Review by Horn Book Review

In five stories, Norse gods cross the rainbow bridge from Asgard and visit us below, in the world of humans, dwarfs, and giants. Loki saves a child from being kidnapped by a troll; a mysterious laborer helps put to rest the corpse of a miserly husband; a little girl is blessed with the gift of blue flowering flax. These are stories full of riddles, trickery, bounty, and an overwhelming awareness of the hugeness, littleness, and beauty of the natural world. Each is "blood-bright and...relevant today," writes Crossley-Holland in the foreword: true, and in no small measure due to his own strong, musical prose and Love's deep, dark illustrations, in as monumental a style as geological features. Although the tales are set in the past, there's an immediacy and intimacy to the narrative voice that brings them right into the space of reader or listener. "Will that be you?" the collection ends; "Will it be your tongue I touch with the mead of poetry?" "The awkward black ribs of the mountain"; "a lap of green land"; "a wicked army of rock slabs" -- the earth comes alive through such language, while cosmic radiance pours down the page in Love's art.
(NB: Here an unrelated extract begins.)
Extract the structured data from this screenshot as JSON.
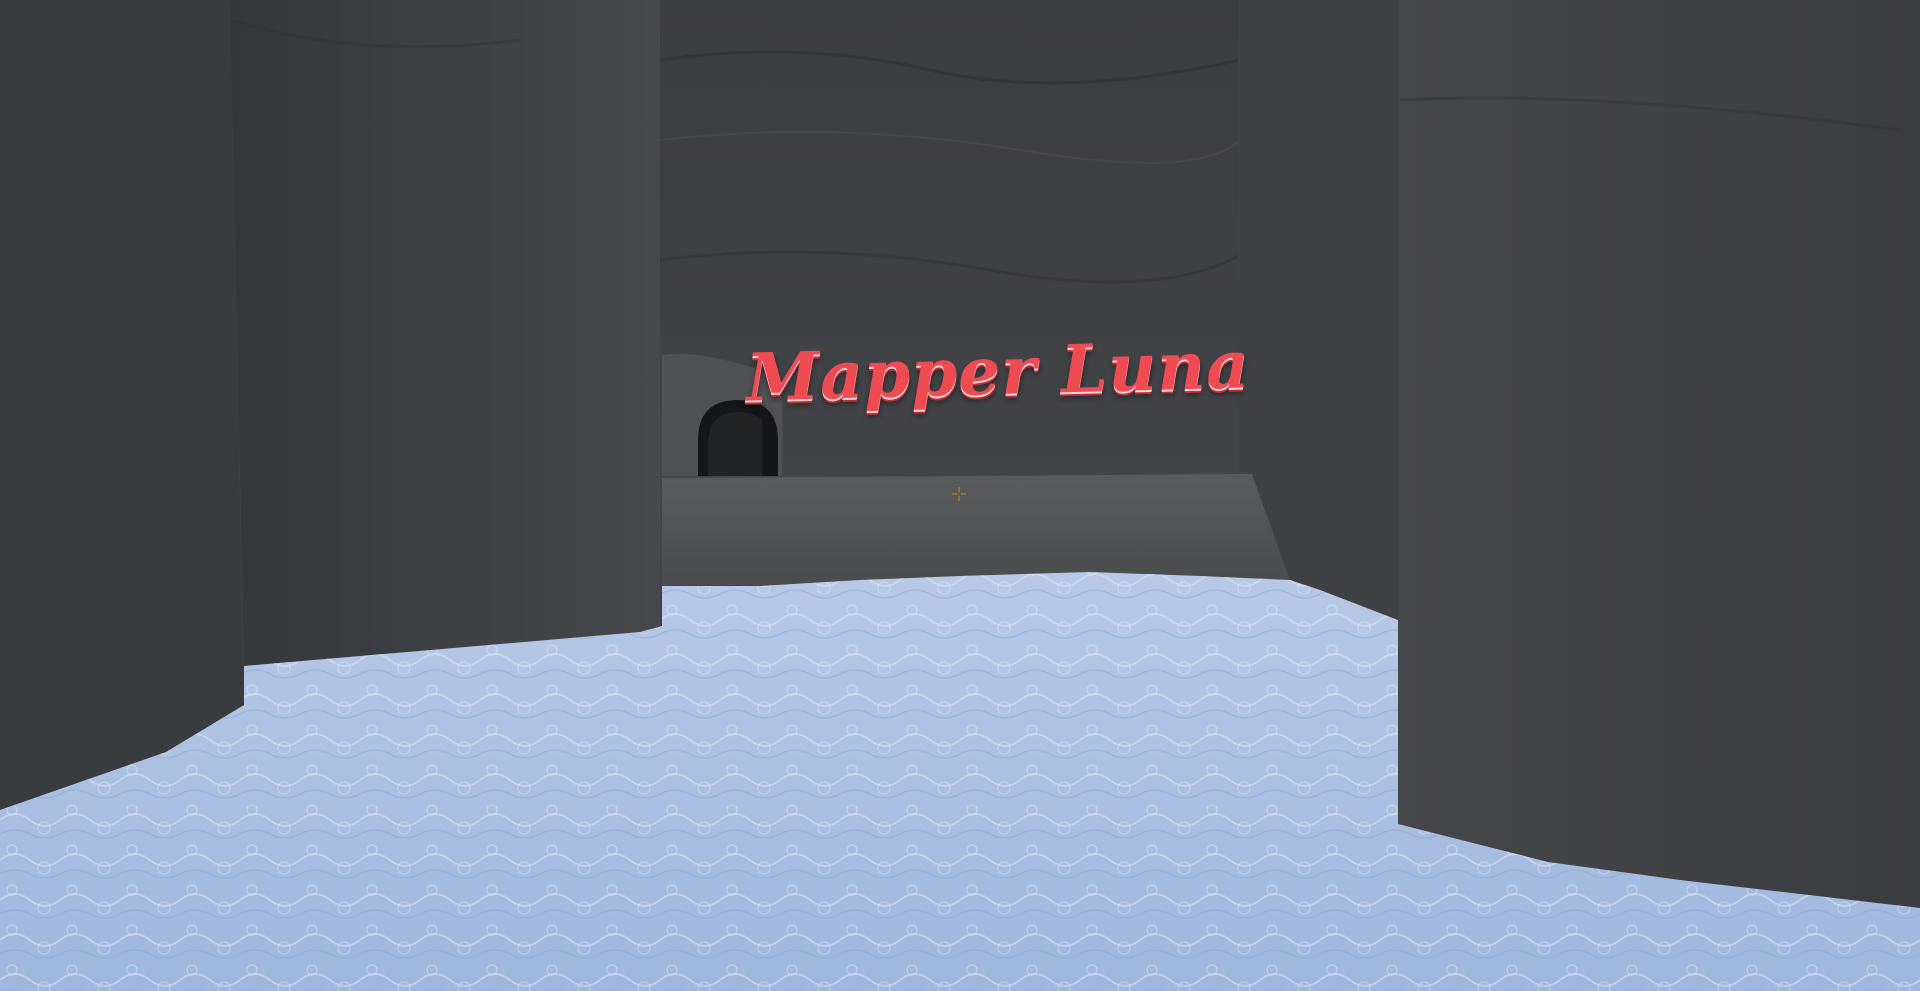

Even Crossley-Holland's sentence structure upholds and deepens the tales' mingling of earthly physicality and unpredictable, spirited gods. With their unexpected turns and in the author's fresh, poetic language, these tales become exceptionally mysterious and captivating. Deirdre F. Baker January/February 2022 p.127(c) Copyright 2022. The Horn Book, Inc., a wholly owned subsidiary of Media Source, Inc. No redistribution permitted.
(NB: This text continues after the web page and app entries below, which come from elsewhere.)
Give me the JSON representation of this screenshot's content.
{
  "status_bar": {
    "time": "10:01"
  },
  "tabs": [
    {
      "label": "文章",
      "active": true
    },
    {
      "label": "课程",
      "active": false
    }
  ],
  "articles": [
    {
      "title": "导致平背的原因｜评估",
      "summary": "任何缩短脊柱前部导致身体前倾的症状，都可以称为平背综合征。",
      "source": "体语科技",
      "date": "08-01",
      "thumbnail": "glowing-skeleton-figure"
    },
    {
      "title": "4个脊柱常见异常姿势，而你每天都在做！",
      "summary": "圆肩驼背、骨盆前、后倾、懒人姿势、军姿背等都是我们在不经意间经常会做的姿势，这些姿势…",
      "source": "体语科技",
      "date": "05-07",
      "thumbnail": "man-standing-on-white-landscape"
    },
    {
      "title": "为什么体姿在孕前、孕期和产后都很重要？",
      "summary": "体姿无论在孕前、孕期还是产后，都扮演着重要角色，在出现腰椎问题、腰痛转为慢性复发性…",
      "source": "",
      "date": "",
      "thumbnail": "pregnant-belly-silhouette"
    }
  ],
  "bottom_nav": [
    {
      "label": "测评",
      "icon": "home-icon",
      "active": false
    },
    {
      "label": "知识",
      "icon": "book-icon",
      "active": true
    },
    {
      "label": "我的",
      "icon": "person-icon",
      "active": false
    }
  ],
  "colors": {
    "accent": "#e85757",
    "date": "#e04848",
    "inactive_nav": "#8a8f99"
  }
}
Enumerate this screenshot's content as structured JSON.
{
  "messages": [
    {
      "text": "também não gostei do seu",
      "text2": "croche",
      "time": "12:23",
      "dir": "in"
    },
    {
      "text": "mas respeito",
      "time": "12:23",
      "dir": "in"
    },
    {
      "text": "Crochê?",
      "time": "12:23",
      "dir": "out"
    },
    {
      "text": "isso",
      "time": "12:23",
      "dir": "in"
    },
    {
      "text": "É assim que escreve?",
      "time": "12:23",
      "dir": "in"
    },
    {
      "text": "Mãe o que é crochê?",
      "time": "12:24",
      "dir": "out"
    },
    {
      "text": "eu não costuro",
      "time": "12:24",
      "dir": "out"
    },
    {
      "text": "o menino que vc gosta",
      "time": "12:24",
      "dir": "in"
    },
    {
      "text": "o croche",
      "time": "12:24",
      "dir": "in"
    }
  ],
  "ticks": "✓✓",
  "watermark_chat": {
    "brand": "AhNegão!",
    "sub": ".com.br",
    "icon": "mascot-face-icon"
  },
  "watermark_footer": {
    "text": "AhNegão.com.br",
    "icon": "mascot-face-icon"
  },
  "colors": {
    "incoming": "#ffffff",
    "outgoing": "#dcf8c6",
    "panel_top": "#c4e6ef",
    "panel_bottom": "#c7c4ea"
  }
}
(c) Copyright The Horn Book, Inc., a wholly owned subsidiary of Media Source, Inc. No redistribution permitted.
Review by Kirkus Book Review
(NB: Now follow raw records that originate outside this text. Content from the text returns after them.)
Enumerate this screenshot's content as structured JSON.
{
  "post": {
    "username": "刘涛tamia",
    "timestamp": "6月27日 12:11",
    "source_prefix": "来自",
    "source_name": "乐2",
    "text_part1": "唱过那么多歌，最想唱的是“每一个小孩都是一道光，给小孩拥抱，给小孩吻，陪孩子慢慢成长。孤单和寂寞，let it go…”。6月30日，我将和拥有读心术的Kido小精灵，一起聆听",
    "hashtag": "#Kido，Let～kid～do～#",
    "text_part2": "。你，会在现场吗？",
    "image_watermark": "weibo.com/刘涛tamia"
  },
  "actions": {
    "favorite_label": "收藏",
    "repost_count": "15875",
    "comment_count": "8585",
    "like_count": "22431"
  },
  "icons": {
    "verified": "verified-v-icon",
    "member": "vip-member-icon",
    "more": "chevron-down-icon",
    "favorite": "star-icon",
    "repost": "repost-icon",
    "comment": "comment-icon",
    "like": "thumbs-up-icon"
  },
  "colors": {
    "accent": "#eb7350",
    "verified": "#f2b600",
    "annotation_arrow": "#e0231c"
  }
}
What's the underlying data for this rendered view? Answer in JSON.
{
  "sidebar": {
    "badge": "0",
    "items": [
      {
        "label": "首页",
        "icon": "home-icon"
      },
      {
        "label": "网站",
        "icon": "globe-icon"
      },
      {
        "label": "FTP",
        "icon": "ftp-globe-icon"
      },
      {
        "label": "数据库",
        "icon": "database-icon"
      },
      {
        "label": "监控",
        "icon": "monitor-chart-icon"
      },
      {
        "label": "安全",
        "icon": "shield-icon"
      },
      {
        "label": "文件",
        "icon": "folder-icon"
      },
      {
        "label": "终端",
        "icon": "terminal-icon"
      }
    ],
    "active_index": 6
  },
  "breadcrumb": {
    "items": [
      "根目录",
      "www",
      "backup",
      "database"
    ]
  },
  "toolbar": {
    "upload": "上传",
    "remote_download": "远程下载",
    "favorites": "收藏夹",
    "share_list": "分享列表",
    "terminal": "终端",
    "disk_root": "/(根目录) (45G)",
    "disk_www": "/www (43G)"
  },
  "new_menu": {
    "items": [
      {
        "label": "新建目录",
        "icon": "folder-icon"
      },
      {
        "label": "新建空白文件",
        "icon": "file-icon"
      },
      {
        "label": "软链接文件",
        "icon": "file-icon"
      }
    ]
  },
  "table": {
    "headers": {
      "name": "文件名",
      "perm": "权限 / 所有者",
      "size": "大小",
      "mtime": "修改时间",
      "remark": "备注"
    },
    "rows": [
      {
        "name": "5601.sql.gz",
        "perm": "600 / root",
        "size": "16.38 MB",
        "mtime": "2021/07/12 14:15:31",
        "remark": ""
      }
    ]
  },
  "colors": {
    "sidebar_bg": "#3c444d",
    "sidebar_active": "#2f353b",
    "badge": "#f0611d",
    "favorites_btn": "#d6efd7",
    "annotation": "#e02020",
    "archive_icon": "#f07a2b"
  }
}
A compendium of Norse tales from the age of the Vikings. In ninth-to-11th-century Scandinavia, the world was, to the humans who inhabited it, a place full of spirits, gods, trolls, giants, and dwarves. Midgard ("Middle Earth"), where humans lived, was also home to giants and dwarves and a place where spirits of the uneasy dead walked. The gods lived in Asgard, above Midgard, and occasionally came to visit Midgard by way of a three-strand rainbow bridge. The five tales gathered here, mostly from Iceland, have a powerful, unadorned way of going, reflecting the subsistence lives of the people who created them as a way to make sense of their often capricious existence. A mother and father implore the gods for help to save their daughter from a troll. A human girl is given the gift of flax by the goddess Frigg, wife of Odin, the Allfather. While the archaic details may be unfamiliar, the basic essence of the human condition comes through loud and clear--and comfortingly. With each story, readers will realize both the close connection the people felt with the natural world and how deeply they lived their spare and forceful existence. Equally spare and forceful are the masterful illustrations. Silhouette spots are interspersed with dramatic, limited-color double-page spreads that show off and deepen the narrative, sometimes portraying harsh, raw, and even frightening scenes, sometimes gentle and illuminating ones; each is a tour de force of design and execution. Powerful, moving, relevant. (Traditional literature. 10-14) Copyright (c) Kirkus Reviews, used with permission.

Copyright (c) Kirkus Reviews, used with permission.